Ask an Older Woman

In the last little while, I’ve heard several “younger” women (of various ages) bemoan the fact that “older” women aren’t mentoring them in a Titus 2 fashion. It is true that the active, informal teaching that Scripture patterns is not as ubiquitous as it should be. Maybe the older women don’t feel qualified; maybe they don’t think the younger women want their wisdom; maybe they think they’re too busy. Regardless, it is a problem, because younger Christian women (whatever their age) need instruction from women who are older in the faith and know a thing or two about life.

Part of the answer to this problem is really simple. Younger women can ask questions! Years ago, I start writing down questions to ask my mother and aunt because when we got together at Christmas, my brain emptied of everything but food preparation and child care. Since then, I’ve tried to keep a few questions in my head when I’m visiting with an older woman so I can glean some wisdom. While my mother is the first person to field my questions, I’ve found that asking someone outside of my family helps build additional perspective – families have blind spots just as much as individuals do! I’m so thankful to the Lord for all the older women in my life who have taken the time to listen thoughtfully and respond with incredible insight.

This does not mean that older women can just wait until someone approaches them with a question – sometimes we need to be instructed about issues we’ve never thought about. But seeking wisdom for problems you know you have, or simply ways in which you can grow in your stage of life is certainly a start to establishing this biblical pattern. Older women can help younger women by actively instructing and mentoring them, and also by creating an environment (in home and the church) in which younger women feel comfortable asking questions.

For the next few Fridays, I’ll post a list of questions that women in different stages of life can ask older women. The questions are ones that you can’t find the answers to online; the answers will vary from woman to woman, depending on who asks, and who answers. Don’t limit yourself to asking these questions; use them as a springboard to thinking about questions you can ask that apply to your unique situation. These sorts of questions will vary according to your education, living conditions, location, your job or your husband’s, the number and ages of your children, etc.

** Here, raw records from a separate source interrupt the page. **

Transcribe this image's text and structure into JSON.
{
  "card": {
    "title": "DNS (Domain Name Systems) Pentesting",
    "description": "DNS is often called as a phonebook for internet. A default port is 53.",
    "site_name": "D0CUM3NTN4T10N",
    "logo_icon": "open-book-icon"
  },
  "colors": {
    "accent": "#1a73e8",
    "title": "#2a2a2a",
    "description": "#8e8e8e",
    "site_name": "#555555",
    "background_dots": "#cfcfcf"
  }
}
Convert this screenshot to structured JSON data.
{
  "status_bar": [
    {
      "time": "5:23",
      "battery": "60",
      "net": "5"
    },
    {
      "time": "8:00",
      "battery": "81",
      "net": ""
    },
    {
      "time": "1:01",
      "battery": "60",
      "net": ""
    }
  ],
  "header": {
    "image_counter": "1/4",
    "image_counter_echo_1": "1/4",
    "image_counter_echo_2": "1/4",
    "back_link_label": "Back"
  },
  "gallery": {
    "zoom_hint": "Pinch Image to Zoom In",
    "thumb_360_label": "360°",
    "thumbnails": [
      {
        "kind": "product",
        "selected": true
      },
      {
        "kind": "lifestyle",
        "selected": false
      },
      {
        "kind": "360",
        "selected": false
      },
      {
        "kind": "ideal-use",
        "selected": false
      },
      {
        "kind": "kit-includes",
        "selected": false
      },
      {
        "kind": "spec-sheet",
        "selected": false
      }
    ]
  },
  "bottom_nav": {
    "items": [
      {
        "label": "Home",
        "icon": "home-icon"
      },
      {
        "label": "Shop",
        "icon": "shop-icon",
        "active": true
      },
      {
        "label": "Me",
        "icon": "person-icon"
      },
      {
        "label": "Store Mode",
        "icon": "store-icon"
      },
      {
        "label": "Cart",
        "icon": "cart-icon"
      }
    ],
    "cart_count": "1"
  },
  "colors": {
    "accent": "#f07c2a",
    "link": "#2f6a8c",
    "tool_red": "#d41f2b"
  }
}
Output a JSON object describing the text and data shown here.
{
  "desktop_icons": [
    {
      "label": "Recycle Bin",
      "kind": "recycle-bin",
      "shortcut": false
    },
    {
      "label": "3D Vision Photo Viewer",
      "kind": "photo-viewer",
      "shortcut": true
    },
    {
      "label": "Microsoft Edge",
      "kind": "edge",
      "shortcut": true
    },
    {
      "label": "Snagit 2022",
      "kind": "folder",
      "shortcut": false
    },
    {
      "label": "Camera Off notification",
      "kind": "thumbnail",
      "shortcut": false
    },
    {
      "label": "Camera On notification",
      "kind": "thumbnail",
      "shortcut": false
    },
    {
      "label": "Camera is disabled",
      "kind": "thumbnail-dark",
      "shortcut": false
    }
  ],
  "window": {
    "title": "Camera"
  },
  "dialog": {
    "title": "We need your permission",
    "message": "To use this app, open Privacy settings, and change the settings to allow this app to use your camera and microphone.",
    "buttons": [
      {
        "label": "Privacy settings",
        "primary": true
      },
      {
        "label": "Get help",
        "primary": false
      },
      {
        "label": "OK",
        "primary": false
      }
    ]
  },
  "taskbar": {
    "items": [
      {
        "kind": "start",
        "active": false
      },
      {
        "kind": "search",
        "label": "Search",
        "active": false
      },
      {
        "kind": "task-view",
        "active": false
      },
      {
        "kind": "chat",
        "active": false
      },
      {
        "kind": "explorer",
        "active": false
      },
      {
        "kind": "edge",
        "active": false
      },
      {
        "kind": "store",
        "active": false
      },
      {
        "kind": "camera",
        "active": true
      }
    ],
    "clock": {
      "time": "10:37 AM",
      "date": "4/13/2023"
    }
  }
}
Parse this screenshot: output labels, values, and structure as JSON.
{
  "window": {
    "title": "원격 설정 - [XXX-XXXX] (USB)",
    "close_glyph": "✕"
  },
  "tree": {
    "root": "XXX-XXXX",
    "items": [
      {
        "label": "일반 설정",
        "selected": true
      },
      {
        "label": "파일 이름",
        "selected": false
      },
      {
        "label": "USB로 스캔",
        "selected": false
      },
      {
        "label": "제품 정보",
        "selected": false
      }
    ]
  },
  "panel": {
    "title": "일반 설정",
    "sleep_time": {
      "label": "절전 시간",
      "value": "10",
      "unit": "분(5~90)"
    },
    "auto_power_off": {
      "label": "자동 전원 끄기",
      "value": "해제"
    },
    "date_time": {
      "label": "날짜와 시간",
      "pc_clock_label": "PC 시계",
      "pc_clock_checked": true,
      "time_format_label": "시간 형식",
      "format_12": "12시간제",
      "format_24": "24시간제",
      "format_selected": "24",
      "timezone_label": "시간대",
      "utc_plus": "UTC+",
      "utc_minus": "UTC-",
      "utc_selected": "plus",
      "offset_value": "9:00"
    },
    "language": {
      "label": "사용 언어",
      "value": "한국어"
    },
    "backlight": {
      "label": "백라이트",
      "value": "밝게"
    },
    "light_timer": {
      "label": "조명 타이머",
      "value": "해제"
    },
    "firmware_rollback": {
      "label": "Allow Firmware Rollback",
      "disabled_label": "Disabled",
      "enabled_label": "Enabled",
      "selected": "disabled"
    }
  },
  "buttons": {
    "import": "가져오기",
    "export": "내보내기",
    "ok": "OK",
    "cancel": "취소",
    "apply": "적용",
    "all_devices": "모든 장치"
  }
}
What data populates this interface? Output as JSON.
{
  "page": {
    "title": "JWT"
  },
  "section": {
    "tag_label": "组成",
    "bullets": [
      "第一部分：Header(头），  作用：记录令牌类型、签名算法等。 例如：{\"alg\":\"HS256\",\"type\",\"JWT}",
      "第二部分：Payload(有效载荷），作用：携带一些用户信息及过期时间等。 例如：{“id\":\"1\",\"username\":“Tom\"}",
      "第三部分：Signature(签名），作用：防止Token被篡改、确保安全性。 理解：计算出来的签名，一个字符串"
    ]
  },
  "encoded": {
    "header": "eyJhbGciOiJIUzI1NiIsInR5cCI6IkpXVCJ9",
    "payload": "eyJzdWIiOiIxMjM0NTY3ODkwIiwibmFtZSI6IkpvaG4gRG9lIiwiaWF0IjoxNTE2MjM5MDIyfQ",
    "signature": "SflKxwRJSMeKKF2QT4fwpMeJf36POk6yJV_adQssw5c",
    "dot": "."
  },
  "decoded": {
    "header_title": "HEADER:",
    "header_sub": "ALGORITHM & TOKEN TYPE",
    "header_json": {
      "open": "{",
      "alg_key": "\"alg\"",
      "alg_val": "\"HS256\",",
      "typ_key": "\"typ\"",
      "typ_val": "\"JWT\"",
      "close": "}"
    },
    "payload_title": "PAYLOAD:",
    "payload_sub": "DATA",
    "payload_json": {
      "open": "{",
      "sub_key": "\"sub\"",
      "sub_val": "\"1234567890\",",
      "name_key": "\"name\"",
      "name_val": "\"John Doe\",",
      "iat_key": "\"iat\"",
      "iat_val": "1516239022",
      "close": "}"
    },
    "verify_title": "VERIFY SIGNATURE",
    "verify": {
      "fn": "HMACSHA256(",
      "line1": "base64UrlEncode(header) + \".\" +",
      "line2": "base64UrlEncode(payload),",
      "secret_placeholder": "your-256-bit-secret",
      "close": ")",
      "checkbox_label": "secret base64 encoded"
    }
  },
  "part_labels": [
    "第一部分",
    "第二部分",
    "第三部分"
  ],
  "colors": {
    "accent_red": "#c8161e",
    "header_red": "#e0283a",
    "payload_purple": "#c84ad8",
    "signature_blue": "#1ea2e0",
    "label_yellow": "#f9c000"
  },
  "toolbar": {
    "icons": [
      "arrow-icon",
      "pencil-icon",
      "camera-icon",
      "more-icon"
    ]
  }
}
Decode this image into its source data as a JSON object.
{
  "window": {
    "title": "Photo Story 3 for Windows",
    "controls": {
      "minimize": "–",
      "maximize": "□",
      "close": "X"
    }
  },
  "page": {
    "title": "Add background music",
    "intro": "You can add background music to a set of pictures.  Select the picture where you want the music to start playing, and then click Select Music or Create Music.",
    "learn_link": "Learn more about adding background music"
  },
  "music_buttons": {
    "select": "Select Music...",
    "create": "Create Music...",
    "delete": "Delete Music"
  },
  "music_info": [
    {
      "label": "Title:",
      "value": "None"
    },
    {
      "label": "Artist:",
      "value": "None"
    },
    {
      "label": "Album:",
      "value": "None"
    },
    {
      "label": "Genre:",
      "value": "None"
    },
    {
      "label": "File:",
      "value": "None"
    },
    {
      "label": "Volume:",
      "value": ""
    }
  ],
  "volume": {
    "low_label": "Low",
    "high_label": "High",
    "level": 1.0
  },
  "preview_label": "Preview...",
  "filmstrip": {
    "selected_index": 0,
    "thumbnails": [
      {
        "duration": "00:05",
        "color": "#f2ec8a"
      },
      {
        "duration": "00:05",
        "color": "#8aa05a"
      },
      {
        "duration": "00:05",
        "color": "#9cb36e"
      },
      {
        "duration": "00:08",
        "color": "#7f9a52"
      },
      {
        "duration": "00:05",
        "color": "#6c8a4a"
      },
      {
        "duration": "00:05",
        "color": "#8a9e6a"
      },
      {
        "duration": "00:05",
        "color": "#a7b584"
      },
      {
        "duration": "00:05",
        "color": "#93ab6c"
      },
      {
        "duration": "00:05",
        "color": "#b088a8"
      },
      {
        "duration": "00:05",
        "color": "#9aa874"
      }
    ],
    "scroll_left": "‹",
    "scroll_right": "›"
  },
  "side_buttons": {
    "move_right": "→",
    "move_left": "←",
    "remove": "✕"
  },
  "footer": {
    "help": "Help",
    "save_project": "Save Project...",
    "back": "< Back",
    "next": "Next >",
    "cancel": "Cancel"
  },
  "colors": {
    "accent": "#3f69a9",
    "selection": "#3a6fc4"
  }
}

So as a “younger” woman, find an older woman who sees you often, and can observe your interactions with family and your service in the church. Look for an older woman who is godly, whose marriage is healthy and whose children are (generally) happy. Start asking her questions that will help you see how you can serve better, how you can grow closer to the Lord, and how you can root out sin. Make sure the answers you are getting are good ones. If an older woman simply says, “Oh, I don’t know – you’re doing a great job!”, then look for someone else to ask. Even if you are doing a great job, you could do better. Test the answers you get to be sure the advice you received is biblical. Once you have some answers, start praying! Discuss it with your husband, or your mother, or an adult daughter so that you can better evaluate and think about it. Don’t take lightly the wisdom of an older godly woman: she is God’s instrument to teach you how to love your husband and children, to be a quiet keeper at home.

If you are an “older” woman, prepare to be asked! Meditate on what Scripture says on a topic, remember things you have learned through the years, think about what you would do differently if you had to do it again. Remember that mistakes that you made do not disqualify you from teaching others: they can, by grace, actually equip you to teach and warn younger women of pitfalls in the road they are on. Shape your answers according to God’s word, and find passages to which you can send younger women. If the younger women around you are shy, go to them with your wisdom. Don’t only give answers and advice – follow it up with prayer and accountability. Scripture commands that you teach the younger women how to be godly wives and mothers. This is one way that you serve your Saviour.